THE RISE OF SUPER ACNE; Skin bacteria now more resistant to antibiotics.
Byline: HANNAH STUBBS
IT is the scourge of teenagers everywhere - and the bad news is that acne is getting even better at ruining complexions.
Four in five acne patients carry bacteria that does not react to the three most common antibiotics used to fight the problem, research shows.
And the number is rising, with the super-strong strain spread from person to person by direct contact.
Doctors are warned to limit use of antibiotics in treating the condition.
Nina Goad of the British Association of Dermatologists said: "The growing resistance to antibiotics among skin patients is of concern.
Eighty per cent of teenagers experience acne and while for most it disappears with age, for some it continues well into adulthood.
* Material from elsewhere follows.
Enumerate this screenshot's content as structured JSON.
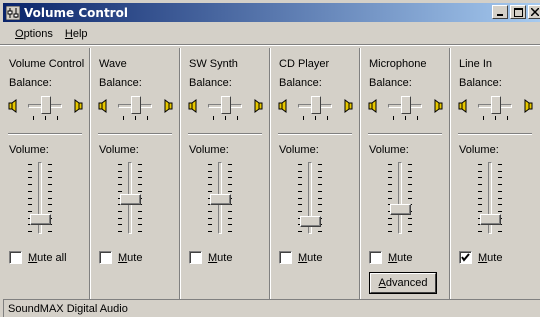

This is a problem that needs to be managed."
Antibiotics have been used to tackle acne for more than 40 years, targeting the propionibacterium which causes it.
Antibiotics commonly used for acne include erythromycin, clindamycin and tetracyclines. The study by dermatologists in Harrogate, North Yorks, showed 79.5% of skin patients carry bacteria resistant to one or both the first two.
There was a sharp peak in bacteria resistant to tetracyclines in 2011, though the reason is so far unclear.
Co-author Dr Alison Layton said: "These results highlight the need to use antibiotics judiciously when managing acne."
A separate study has found a rise in resistant bacteria that causes other skin conditions.
Researchers looking at staphylococcus aureus bacteria at King's College Hospital in London found 30% of samples taken from dermatology patients last year were resistant to erythromycin compared with 17% in 2007.
IN A SPOT Acne